### What you should do
Please print each entry below exactly as it stands, but without any pictures.
::::::::
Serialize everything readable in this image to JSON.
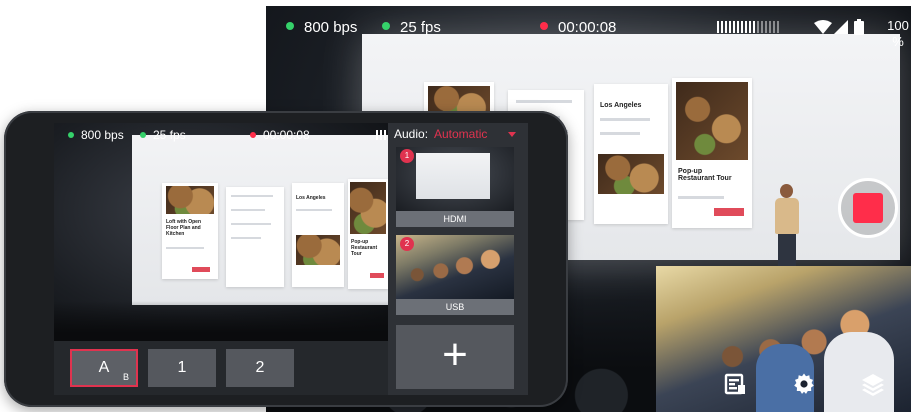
{
  "back_device": {
    "status": {
      "bitrate": "800 bps",
      "framerate": "25 fps",
      "timer": "00:00:08",
      "battery": "100\n%"
    },
    "icons": [
      "wifi-icon",
      "signal-icon",
      "battery-icon",
      "audio-meter-icon",
      "record-icon",
      "scenes-list-icon",
      "settings-gear-icon",
      "layers-icon"
    ],
    "projection": {
      "city": "Los Angeles",
      "event": "Pop-up Restaurant Tour"
    }
  },
  "front_phone": {
    "status": {
      "bitrate": "800 bps",
      "framerate": "25 fps",
      "timer": "00:00:08"
    },
    "projection": {
      "card1": "Loft with Open Floor Plan and Kitchen",
      "city": "Los Angeles",
      "event": "Pop-up Restaurant Tour"
    },
    "audio": {
      "label": "Audio:",
      "value": "Automatic"
    },
    "sources": [
      {
        "badge": "1",
        "label": "HDMI"
      },
      {
        "badge": "2",
        "label": "USB"
      }
    ],
    "add_source_label": "+",
    "scenes": [
      {
        "label": "A",
        "sub": "B",
        "active": true
      },
      {
        "label": "1",
        "sub": "",
        "active": false
      },
      {
        "label": "2",
        "sub": "",
        "active": false
      }
    ]
  },
  "colors": {
    "accent": "#e0334f",
    "live_dot": "#35d16a",
    "record_red": "#ff2d4a"
  }
}
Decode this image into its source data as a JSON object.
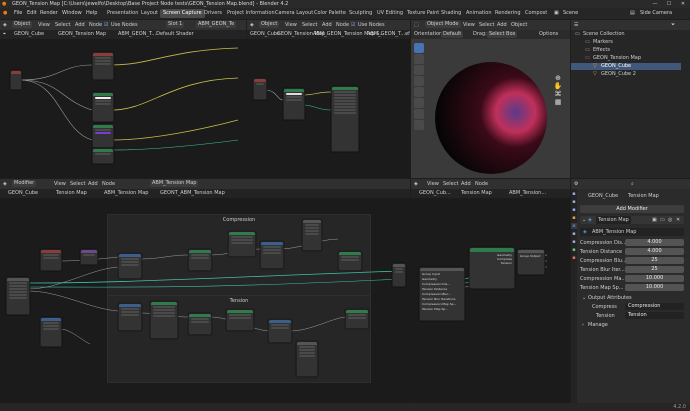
{
  "window": {
    "title": "GEON_Tension Map [C:\\Users\\jewelfo\\Desktop\\Base Project Node tests\\GEON_Tension Map.blend] - Blender 4.2",
    "minimize": "—",
    "maximize": "☐",
    "close": "✕"
  },
  "menu": {
    "items": [
      "File",
      "Edit",
      "Render",
      "Window",
      "Help"
    ],
    "workspaces": [
      "Presentation",
      "Layout",
      "Screen Capture",
      "Drivers",
      "Project Information",
      "Camera Layout",
      "Color Palette",
      "Sculpting",
      "UV Editing",
      "Texture Paint",
      "Shading",
      "Animation",
      "Rendering",
      "Compost"
    ],
    "active_workspace": "Screen Capture",
    "scene_label": "Scene",
    "view_layer_label": "Side Camera"
  },
  "shader_left": {
    "header": [
      "Object",
      "View",
      "Select",
      "Add",
      "Node",
      "Use Nodes",
      "Slot 1",
      "ABM_GEON_Te"
    ],
    "breadcrumb": [
      "GEON_Cube",
      "GEON_Tension Map",
      "ABM_GEON_T...Default Shader"
    ]
  },
  "shader_mid": {
    "header": [
      "Object",
      "View",
      "Select",
      "Add",
      "Node",
      "Use Nodes"
    ],
    "breadcrumb": [
      "GEON_Cube",
      "GEON_Tension Map",
      "ABM_GEON_Tension Map S...",
      "ABM_GEON_T...efault Shader"
    ]
  },
  "viewport": {
    "header": [
      "Object Mode",
      "View",
      "Select",
      "Add",
      "Object"
    ],
    "sub": [
      "Orientation:",
      "Default",
      "Drag:",
      "Select Box",
      "Options"
    ]
  },
  "outliner": {
    "title": "Scene Collection",
    "rows": [
      "Markers",
      "Effects",
      "GEON_Tension Map",
      "GEON_Cube",
      "GEON_Cube 2"
    ]
  },
  "geo_left": {
    "header": [
      "Modifier",
      "View",
      "Select",
      "Add",
      "Node",
      "ABM_Tension Map"
    ],
    "breadcrumb": [
      "GEON_Cube",
      "Tension Map",
      "ABM_Tension Map",
      "GEONT_ABM_Tension Map"
    ],
    "frame_top": "Compression",
    "frame_bottom": "Tension"
  },
  "geo_right": {
    "header": [
      "View",
      "Select",
      "Add",
      "Node"
    ],
    "breadcrumb": [
      "GEON_Cub...",
      "Tension Map",
      "ABM_Tension..."
    ],
    "group_output_label": "Group Output",
    "group_input_label": "Group Input",
    "outputs": [
      "Geometry",
      "Compress",
      "Tension"
    ],
    "inputs": [
      "Geometry",
      "Compression Dis...",
      "Tension Distance",
      "Compression Blur...",
      "Tension Blur Iterations",
      "Compression Map Sp...",
      "Tension Map Sp..."
    ]
  },
  "properties": {
    "breadcrumb": [
      "GEON_Cube",
      "Tension Map"
    ],
    "add_modifier": "Add Modifier",
    "modifier_name": "Tension Map",
    "node_group": "ABM_Tension Map",
    "fields": [
      {
        "label": "Compression Dis...",
        "value": "4.000"
      },
      {
        "label": "Tension Distance",
        "value": "4.000"
      },
      {
        "label": "Compression Blu...",
        "value": "25"
      },
      {
        "label": "Tension Blur Iter...",
        "value": "25"
      },
      {
        "label": "Compression Ma...",
        "value": "10.000"
      },
      {
        "label": "Tension Map Sp...",
        "value": "10.000"
      }
    ],
    "output_attributes_label": "Output Attributes",
    "outputs": [
      {
        "label": "Compress",
        "value": "Compression"
      },
      {
        "label": "Tension",
        "value": "Tension"
      }
    ],
    "manage_label": "Manage"
  },
  "status": {
    "version": "4.2.0"
  },
  "colors": {
    "accent": "#4772b3",
    "header": "#303030",
    "node_green": "#2f7b4c",
    "node_blue": "#3b5e8c",
    "node_purple": "#6a4a8a",
    "node_red": "#8c3b3b",
    "wire_yellow": "#c8c04a",
    "wire_teal": "#3fc0a8",
    "wire_gray": "#a0a0a0"
  }
}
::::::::
### Task answer
Serialize everything readable in this image to JSON.
{
  "back_device": {
    "status": {
      "bitrate": "800 bps",
      "framerate": "25 fps",
      "timer": "00:00:08",
      "battery": "100\n%"
    },
    "icons": [
      "wifi-icon",
      "signal-icon",
      "battery-icon",
      "audio-meter-icon",
      "record-icon",
      "scenes-list-icon",
      "settings-gear-icon",
      "layers-icon"
    ],
    "projection": {
      "city": "Los Angeles",
      "event": "Pop-up Restaurant Tour"
    }
  },
  "front_phone": {
    "status": {
      "bitrate": "800 bps",
      "framerate": "25 fps",
      "timer": "00:00:08"
    },
    "projection": {
      "card1": "Loft with Open Floor Plan and Kitchen",
      "city": "Los Angeles",
      "event": "Pop-up Restaurant Tour"
    },
    "audio": {
      "label": "Audio:",
      "value": "Automatic"
    },
    "sources": [
      {
        "badge": "1",
        "label": "HDMI"
      },
      {
        "badge": "2",
        "label": "USB"
      }
    ],
    "add_source_label": "+",
    "scenes": [
      {
        "label": "A",
        "sub": "B",
        "active": true
      },
      {
        "label": "1",
        "sub": "",
        "active": false
      },
      {
        "label": "2",
        "sub": "",
        "active": false
      }
    ]
  },
  "colors": {
    "accent": "#e0334f",
    "live_dot": "#35d16a",
    "record_red": "#ff2d4a"
  }
}
Decode this image into its source data as a JSON object.
{
  "window": {
    "title": "GEON_Tension Map [C:\\Users\\jewelfo\\Desktop\\Base Project Node tests\\GEON_Tension Map.blend] - Blender 4.2",
    "minimize": "—",
    "maximize": "☐",
    "close": "✕"
  },
  "menu": {
    "items": [
      "File",
      "Edit",
      "Render",
      "Window",
      "Help"
    ],
    "workspaces": [
      "Presentation",
      "Layout",
      "Screen Capture",
      "Drivers",
      "Project Information",
      "Camera Layout",
      "Color Palette",
      "Sculpting",
      "UV Editing",
      "Texture Paint",
      "Shading",
      "Animation",
      "Rendering",
      "Compost"
    ],
    "active_workspace": "Screen Capture",
    "scene_label": "Scene",
    "view_layer_label": "Side Camera"
  },
  "shader_left": {
    "header": [
      "Object",
      "View",
      "Select",
      "Add",
      "Node",
      "Use Nodes",
      "Slot 1",
      "ABM_GEON_Te"
    ],
    "breadcrumb": [
      "GEON_Cube",
      "GEON_Tension Map",
      "ABM_GEON_T...Default Shader"
    ]
  },
  "shader_mid": {
    "header": [
      "Object",
      "View",
      "Select",
      "Add",
      "Node",
      "Use Nodes"
    ],
    "breadcrumb": [
      "GEON_Cube",
      "GEON_Tension Map",
      "ABM_GEON_Tension Map S...",
      "ABM_GEON_T...efault Shader"
    ]
  },
  "viewport": {
    "header": [
      "Object Mode",
      "View",
      "Select",
      "Add",
      "Object"
    ],
    "sub": [
      "Orientation:",
      "Default",
      "Drag:",
      "Select Box",
      "Options"
    ]
  },
  "outliner": {
    "title": "Scene Collection",
    "rows": [
      "Markers",
      "Effects",
      "GEON_Tension Map",
      "GEON_Cube",
      "GEON_Cube 2"
    ]
  },
  "geo_left": {
    "header": [
      "Modifier",
      "View",
      "Select",
      "Add",
      "Node",
      "ABM_Tension Map"
    ],
    "breadcrumb": [
      "GEON_Cube",
      "Tension Map",
      "ABM_Tension Map",
      "GEONT_ABM_Tension Map"
    ],
    "frame_top": "Compression",
    "frame_bottom": "Tension"
  },
  "geo_right": {
    "header": [
      "View",
      "Select",
      "Add",
      "Node"
    ],
    "breadcrumb": [
      "GEON_Cub...",
      "Tension Map",
      "ABM_Tension..."
    ],
    "group_output_label": "Group Output",
    "group_input_label": "Group Input",
    "outputs": [
      "Geometry",
      "Compress",
      "Tension"
    ],
    "inputs": [
      "Geometry",
      "Compression Dis...",
      "Tension Distance",
      "Compression Blur...",
      "Tension Blur Iterations",
      "Compression Map Sp...",
      "Tension Map Sp..."
    ]
  },
  "properties": {
    "breadcrumb": [
      "GEON_Cube",
      "Tension Map"
    ],
    "add_modifier": "Add Modifier",
    "modifier_name": "Tension Map",
    "node_group": "ABM_Tension Map",
    "fields": [
      {
        "label": "Compression Dis...",
        "value": "4.000"
      },
      {
        "label": "Tension Distance",
        "value": "4.000"
      },
      {
        "label": "Compression Blu...",
        "value": "25"
      },
      {
        "label": "Tension Blur Iter...",
        "value": "25"
      },
      {
        "label": "Compression Ma...",
        "value": "10.000"
      },
      {
        "label": "Tension Map Sp...",
        "value": "10.000"
      }
    ],
    "output_attributes_label": "Output Attributes",
    "outputs": [
      {
        "label": "Compress",
        "value": "Compression"
      },
      {
        "label": "Tension",
        "value": "Tension"
      }
    ],
    "manage_label": "Manage"
  },
  "status": {
    "version": "4.2.0"
  },
  "colors": {
    "accent": "#4772b3",
    "header": "#303030",
    "node_green": "#2f7b4c",
    "node_blue": "#3b5e8c",
    "node_purple": "#6a4a8a",
    "node_red": "#8c3b3b",
    "wire_yellow": "#c8c04a",
    "wire_teal": "#3fc0a8",
    "wire_gray": "#a0a0a0"
  }
}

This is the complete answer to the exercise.